HOW TO COMPLETE THIS TASK -
Everything in the records below must be repeated exactly, except the pictures.

DATA -

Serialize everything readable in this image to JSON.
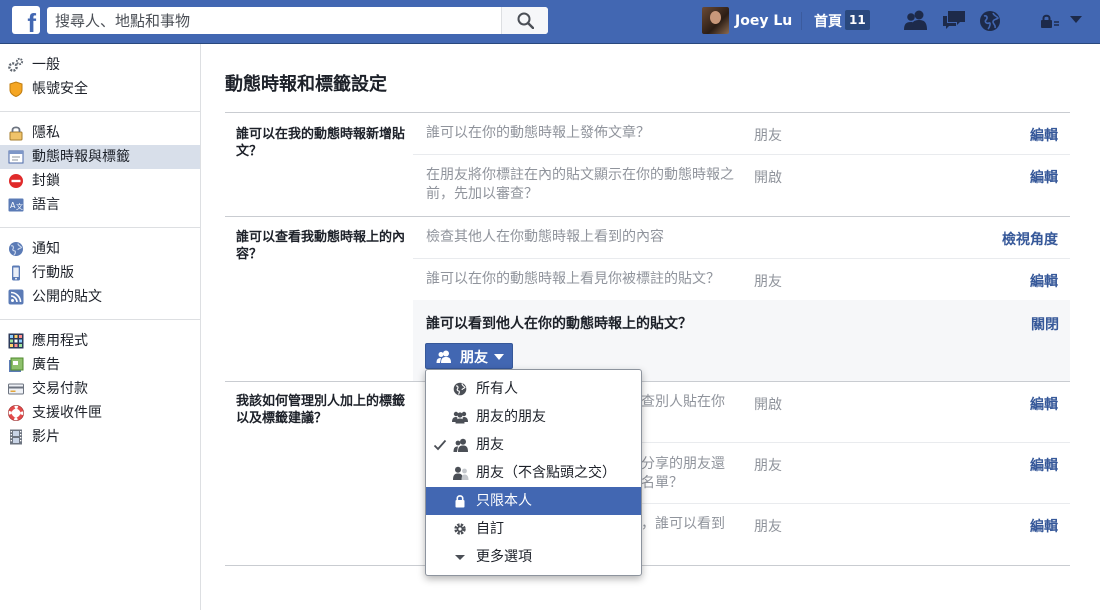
{
  "topbar": {
    "logo": "f",
    "search_placeholder": "搜尋人、地點和事物",
    "profile_name": "Joey Lu",
    "home_label": "首頁",
    "home_count": "11",
    "icons": [
      "friend-requests-icon",
      "messages-icon",
      "notifications-globe-icon",
      "privacy-shortcuts-icon",
      "account-menu-caret-icon"
    ],
    "brand_color": "#4267b2"
  },
  "sidebar": {
    "groups": [
      [
        {
          "label": "一般",
          "icon": "gears-icon"
        },
        {
          "label": "帳號安全",
          "icon": "security-badge-icon"
        }
      ],
      [
        {
          "label": "隱私",
          "icon": "privacy-lock-icon"
        },
        {
          "label": "動態時報與標籤",
          "icon": "timeline-icon",
          "active": true
        },
        {
          "label": "封鎖",
          "icon": "block-icon"
        },
        {
          "label": "語言",
          "icon": "language-icon"
        }
      ],
      [
        {
          "label": "通知",
          "icon": "globe-icon"
        },
        {
          "label": "行動版",
          "icon": "mobile-icon"
        },
        {
          "label": "公開的貼文",
          "icon": "rss-icon"
        }
      ],
      [
        {
          "label": "應用程式",
          "icon": "apps-icon"
        },
        {
          "label": "廣告",
          "icon": "ads-icon"
        },
        {
          "label": "交易付款",
          "icon": "payments-icon"
        },
        {
          "label": "支援收件匣",
          "icon": "support-lifebuoy-icon"
        },
        {
          "label": "影片",
          "icon": "video-film-icon"
        }
      ]
    ]
  },
  "main": {
    "title": "動態時報和標籤設定",
    "sections": [
      {
        "label": "誰可以在我的動態時報新增貼文？",
        "rows": [
          {
            "question": "誰可以在你的動態時報上發佈文章？",
            "value": "朋友",
            "action": "編輯"
          },
          {
            "question": "在朋友將你標註在內的貼文顯示在你的動態時報之前，先加以審查？",
            "value": "開啟",
            "action": "編輯"
          }
        ]
      },
      {
        "label": "誰可以查看我動態時報上的內容？",
        "rows": [
          {
            "question": "檢查其他人在你動態時報上看到的內容",
            "value": "",
            "action": "檢視角度"
          },
          {
            "question": "誰可以在你的動態時報上看見你被標註的貼文？",
            "value": "朋友",
            "action": "編輯"
          }
        ],
        "expanded": {
          "question": "誰可以看到他人在你的動態時報上的貼文？",
          "close": "關閉",
          "button_label": "朋友"
        }
      },
      {
        "label": "我該如何管理別人加上的標籤以及標籤建議？",
        "rows": [
          {
            "question": "查別人貼在你",
            "value": "開啟",
            "action": "編輯"
          },
          {
            "question": "分享的朋友還",
            "question2": "名單？",
            "value": "朋友",
            "action": "編輯"
          },
          {
            "question": "，誰可以看到",
            "value": "朋友",
            "action": "編輯"
          }
        ]
      }
    ]
  },
  "dropdown": {
    "items": [
      {
        "label": "所有人",
        "icon": "globe-icon"
      },
      {
        "label": "朋友的朋友",
        "icon": "friends-of-friends-icon"
      },
      {
        "label": "朋友",
        "icon": "friends-icon",
        "checked": true
      },
      {
        "label": "朋友（不含點頭之交）",
        "icon": "friends-except-icon"
      },
      {
        "label": "只限本人",
        "icon": "lock-icon",
        "highlighted": true
      },
      {
        "label": "自訂",
        "icon": "gear-icon"
      },
      {
        "label": "更多選項",
        "icon": "caret-down-icon"
      }
    ]
  }
}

EXERCISE RESULT -
Serialize everything readable in this image to JSON.
{
  "topbar": {
    "logo": "f",
    "search_placeholder": "搜尋人、地點和事物",
    "profile_name": "Joey Lu",
    "home_label": "首頁",
    "home_count": "11",
    "icons": [
      "friend-requests-icon",
      "messages-icon",
      "notifications-globe-icon",
      "privacy-shortcuts-icon",
      "account-menu-caret-icon"
    ],
    "brand_color": "#4267b2"
  },
  "sidebar": {
    "groups": [
      [
        {
          "label": "一般",
          "icon": "gears-icon"
        },
        {
          "label": "帳號安全",
          "icon": "security-badge-icon"
        }
      ],
      [
        {
          "label": "隱私",
          "icon": "privacy-lock-icon"
        },
        {
          "label": "動態時報與標籤",
          "icon": "timeline-icon",
          "active": true
        },
        {
          "label": "封鎖",
          "icon": "block-icon"
        },
        {
          "label": "語言",
          "icon": "language-icon"
        }
      ],
      [
        {
          "label": "通知",
          "icon": "globe-icon"
        },
        {
          "label": "行動版",
          "icon": "mobile-icon"
        },
        {
          "label": "公開的貼文",
          "icon": "rss-icon"
        }
      ],
      [
        {
          "label": "應用程式",
          "icon": "apps-icon"
        },
        {
          "label": "廣告",
          "icon": "ads-icon"
        },
        {
          "label": "交易付款",
          "icon": "payments-icon"
        },
        {
          "label": "支援收件匣",
          "icon": "support-lifebuoy-icon"
        },
        {
          "label": "影片",
          "icon": "video-film-icon"
        }
      ]
    ]
  },
  "main": {
    "title": "動態時報和標籤設定",
    "sections": [
      {
        "label": "誰可以在我的動態時報新增貼文？",
        "rows": [
          {
            "question": "誰可以在你的動態時報上發佈文章？",
            "value": "朋友",
            "action": "編輯"
          },
          {
            "question": "在朋友將你標註在內的貼文顯示在你的動態時報之前，先加以審查？",
            "value": "開啟",
            "action": "編輯"
          }
        ]
      },
      {
        "label": "誰可以查看我動態時報上的內容？",
        "rows": [
          {
            "question": "檢查其他人在你動態時報上看到的內容",
            "value": "",
            "action": "檢視角度"
          },
          {
            "question": "誰可以在你的動態時報上看見你被標註的貼文？",
            "value": "朋友",
            "action": "編輯"
          }
        ],
        "expanded": {
          "question": "誰可以看到他人在你的動態時報上的貼文？",
          "close": "關閉",
          "button_label": "朋友"
        }
      },
      {
        "label": "我該如何管理別人加上的標籤以及標籤建議？",
        "rows": [
          {
            "question": "查別人貼在你",
            "value": "開啟",
            "action": "編輯"
          },
          {
            "question": "分享的朋友還",
            "question2": "名單？",
            "value": "朋友",
            "action": "編輯"
          },
          {
            "question": "，誰可以看到",
            "value": "朋友",
            "action": "編輯"
          }
        ]
      }
    ]
  },
  "dropdown": {
    "items": [
      {
        "label": "所有人",
        "icon": "globe-icon"
      },
      {
        "label": "朋友的朋友",
        "icon": "friends-of-friends-icon"
      },
      {
        "label": "朋友",
        "icon": "friends-icon",
        "checked": true
      },
      {
        "label": "朋友（不含點頭之交）",
        "icon": "friends-except-icon"
      },
      {
        "label": "只限本人",
        "icon": "lock-icon",
        "highlighted": true
      },
      {
        "label": "自訂",
        "icon": "gear-icon"
      },
      {
        "label": "更多選項",
        "icon": "caret-down-icon"
      }
    ]
  }
}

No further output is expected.